=== What you need to do ===
The listing below must be repeated word for word, with its images excluded.

■ ■ ■ ■ ■ ■ ■

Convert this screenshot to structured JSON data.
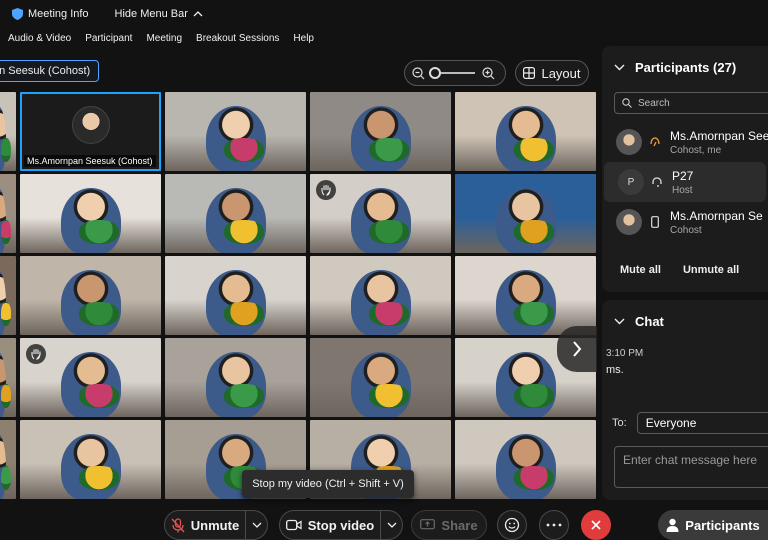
{
  "topbar": {
    "meeting_info": "Meeting Info",
    "hide_menu_bar": "Hide Menu Bar"
  },
  "menubar": {
    "items": [
      "Audio & Video",
      "Participant",
      "Meeting",
      "Breakout Sessions",
      "Help"
    ]
  },
  "stage": {
    "cohost_chip": "an Seesuk (Cohost)",
    "layout_label": "Layout",
    "active_tile_label": "Ms.Amornpan Seesuk  (Cohost)"
  },
  "tooltip": "Stop my video (Ctrl + Shift + V)",
  "toolbar": {
    "unmute": "Unmute",
    "stop_video": "Stop video",
    "share": "Share",
    "participants": "Participants"
  },
  "participants_panel": {
    "title": "Participants (27)",
    "search_placeholder": "Search",
    "people": [
      {
        "name": "Ms.Amornpan Seesuk",
        "role": "Cohost, me",
        "initial": ""
      },
      {
        "name": "P27",
        "role": "Host",
        "initial": "P"
      },
      {
        "name": "Ms.Amornpan Se",
        "role": "Cohost",
        "initial": ""
      }
    ],
    "mute_all": "Mute all",
    "unmute_all": "Unmute all"
  },
  "chat_panel": {
    "title": "Chat",
    "time": "3:10 PM",
    "message": "ms.",
    "to_label": "To:",
    "to_value": "Everyone",
    "input_placeholder": "Enter chat message here"
  },
  "colors": {
    "accent_blue": "#1aa3ff",
    "end_red": "#e03c3c",
    "background": "#121212",
    "panel": "#1c1c1c"
  }
}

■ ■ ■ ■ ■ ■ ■

=== Result ===
Convert this screenshot to structured JSON data.
{
  "topbar": {
    "meeting_info": "Meeting Info",
    "hide_menu_bar": "Hide Menu Bar"
  },
  "menubar": {
    "items": [
      "Audio & Video",
      "Participant",
      "Meeting",
      "Breakout Sessions",
      "Help"
    ]
  },
  "stage": {
    "cohost_chip": "an Seesuk (Cohost)",
    "layout_label": "Layout",
    "active_tile_label": "Ms.Amornpan Seesuk  (Cohost)"
  },
  "tooltip": "Stop my video (Ctrl + Shift + V)",
  "toolbar": {
    "unmute": "Unmute",
    "stop_video": "Stop video",
    "share": "Share",
    "participants": "Participants"
  },
  "participants_panel": {
    "title": "Participants (27)",
    "search_placeholder": "Search",
    "people": [
      {
        "name": "Ms.Amornpan Seesuk",
        "role": "Cohost, me",
        "initial": ""
      },
      {
        "name": "P27",
        "role": "Host",
        "initial": "P"
      },
      {
        "name": "Ms.Amornpan Se",
        "role": "Cohost",
        "initial": ""
      }
    ],
    "mute_all": "Mute all",
    "unmute_all": "Unmute all"
  },
  "chat_panel": {
    "title": "Chat",
    "time": "3:10 PM",
    "message": "ms.",
    "to_label": "To:",
    "to_value": "Everyone",
    "input_placeholder": "Enter chat message here"
  },
  "colors": {
    "accent_blue": "#1aa3ff",
    "end_red": "#e03c3c",
    "background": "#121212",
    "panel": "#1c1c1c"
  }
}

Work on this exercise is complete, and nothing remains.